Pevehouse: International Order is Costly But Necessary

–submitted by Valerie Johnson

Jon Pevehouse 4 5 17Jon Pevehouse, UW Political Science Professor, asked and answered the question, “How should the Trump administration balance power with constraint to maximize our legitimacy and prosperity?” at the April 5 Rotary meeting.

With graduate student Ryan Powers and Carnegie Foundation grant-funded opinion polls, Pevehouse has a wealth of information on what Americans want in international trade policy:

  • The last 5-6 years have found more people interested in trade barriers
  • Older, non-college educated people are more interested in trade barriers (these tend to be Trump supporters)
  • People want to keep jobs in the US, a platform Bernie Sanders also ran on as evidenced by the many “NO TPP” signs seen at the Democratic convention
  • Most American still want free trade (12% margin) even with job losses
  • Both political parties are pro-free trade; Hillary Clinton ran on this and Bill Clinton began NAFTA
  • Interest in trade barriers follows the economy; people like trade better than trade agreements.

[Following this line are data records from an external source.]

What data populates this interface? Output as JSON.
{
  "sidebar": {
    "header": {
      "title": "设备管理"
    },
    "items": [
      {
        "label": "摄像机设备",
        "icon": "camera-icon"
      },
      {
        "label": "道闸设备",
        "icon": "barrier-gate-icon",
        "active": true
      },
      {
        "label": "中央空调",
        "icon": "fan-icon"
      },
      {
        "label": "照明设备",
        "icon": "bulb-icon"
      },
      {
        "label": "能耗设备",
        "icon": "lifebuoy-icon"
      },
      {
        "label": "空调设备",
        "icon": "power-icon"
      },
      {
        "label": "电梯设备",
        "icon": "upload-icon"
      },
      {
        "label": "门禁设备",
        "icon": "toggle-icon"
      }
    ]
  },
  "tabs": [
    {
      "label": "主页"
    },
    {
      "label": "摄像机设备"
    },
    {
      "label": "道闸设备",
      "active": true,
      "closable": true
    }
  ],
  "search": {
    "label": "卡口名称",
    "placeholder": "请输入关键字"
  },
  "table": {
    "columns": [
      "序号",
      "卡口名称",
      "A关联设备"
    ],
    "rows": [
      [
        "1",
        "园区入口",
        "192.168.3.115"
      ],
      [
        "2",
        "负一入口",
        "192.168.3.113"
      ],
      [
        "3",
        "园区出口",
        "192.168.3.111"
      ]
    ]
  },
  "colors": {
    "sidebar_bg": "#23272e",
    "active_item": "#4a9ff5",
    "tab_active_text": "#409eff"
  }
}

Trump has indicated an interest in re-negotiating NAFTA.  Wisconsin has a positive balance of trade with Mexico, even though US does not.  The rules of origin Trump complains about were already re-negotiated by Obama as part of the TPP, but Trump threw that out; it would increase the percent of product manufactured/labeled required to be created in Mexico (for example) from 65% to perhaps 85%, decreasing what can come from China.

The concern is the Trump administration likes the power of the US economy, but not the traditional constraints we have used with other countries, such as the foreign ad Bush quietly used or the traditional tools such as the World Bank, WTO, etc.

“But without constraint,” Pevehouse said, “the fear is our power endangers our foreign policy.  International order is costly, but gives us legitimacy, as we have had with the last 60 years of prosperity.

Professor Pevehouse’s research in the areas of international relations, international political economy, American foreign policy, international organizations, and political methodology. Topics on which he has recently published include regional trade agreements, human rights institutions, exchange rate politics, and international organizations. He is the author, with Joshua Goldstein, of International Relations, the leading textbook on international politics. He is currently the editor of International Organization, the leading journal in the field of international relations.

Pevehouse has a Ph.D. in Political Science from Ohio State University and a B.A. in Political Science from University of Kansas.

If you missed our meeting this week, you can watch the video here.